*** MATERIAL TO PROCESS ***

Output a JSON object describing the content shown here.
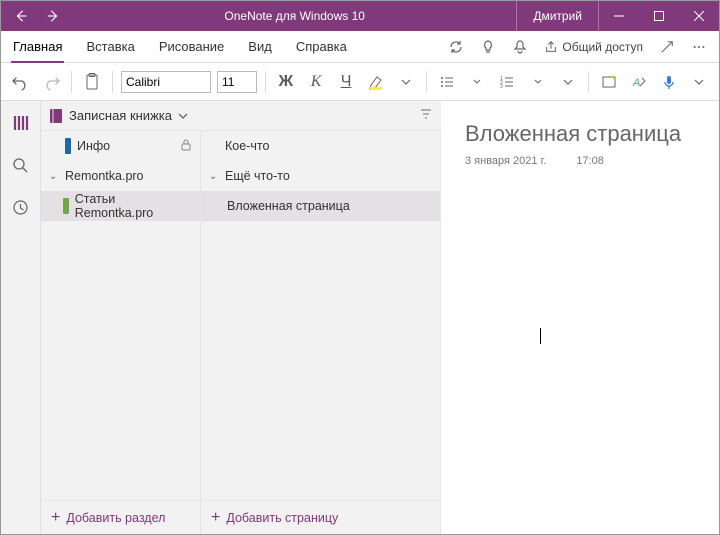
{
  "titlebar": {
    "app_title": "OneNote для Windows 10",
    "user": "Дмитрий"
  },
  "tabs": {
    "items": [
      "Главная",
      "Вставка",
      "Рисование",
      "Вид",
      "Справка"
    ],
    "active_index": 0,
    "share_label": "Общий доступ"
  },
  "ribbon": {
    "font_name": "Calibri",
    "font_size": "11"
  },
  "notebook": {
    "label": "Записная книжка"
  },
  "sections": {
    "info": "Инфо",
    "group": "Remontka.pro",
    "child": "Статьи Remontka.pro",
    "add_label": "Добавить раздел",
    "info_color": "#1b6ba3",
    "child_color": "#6fa84f"
  },
  "pages": {
    "top": "Кое-что",
    "group": "Ещё что-то",
    "child": "Вложенная страница",
    "add_label": "Добавить страницу"
  },
  "page": {
    "title": "Вложенная страница",
    "date": "3 января 2021 г.",
    "time": "17:08"
  }
}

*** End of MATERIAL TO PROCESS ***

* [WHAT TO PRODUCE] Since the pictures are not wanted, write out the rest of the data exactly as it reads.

* [TASK SOLUTION]
Output a JSON object describing the content shown here.
{
  "titlebar": {
    "app_title": "OneNote для Windows 10",
    "user": "Дмитрий"
  },
  "tabs": {
    "items": [
      "Главная",
      "Вставка",
      "Рисование",
      "Вид",
      "Справка"
    ],
    "active_index": 0,
    "share_label": "Общий доступ"
  },
  "ribbon": {
    "font_name": "Calibri",
    "font_size": "11"
  },
  "notebook": {
    "label": "Записная книжка"
  },
  "sections": {
    "info": "Инфо",
    "group": "Remontka.pro",
    "child": "Статьи Remontka.pro",
    "add_label": "Добавить раздел",
    "info_color": "#1b6ba3",
    "child_color": "#6fa84f"
  },
  "pages": {
    "top": "Кое-что",
    "group": "Ещё что-то",
    "child": "Вложенная страница",
    "add_label": "Добавить страницу"
  },
  "page": {
    "title": "Вложенная страница",
    "date": "3 января 2021 г.",
    "time": "17:08"
  }
}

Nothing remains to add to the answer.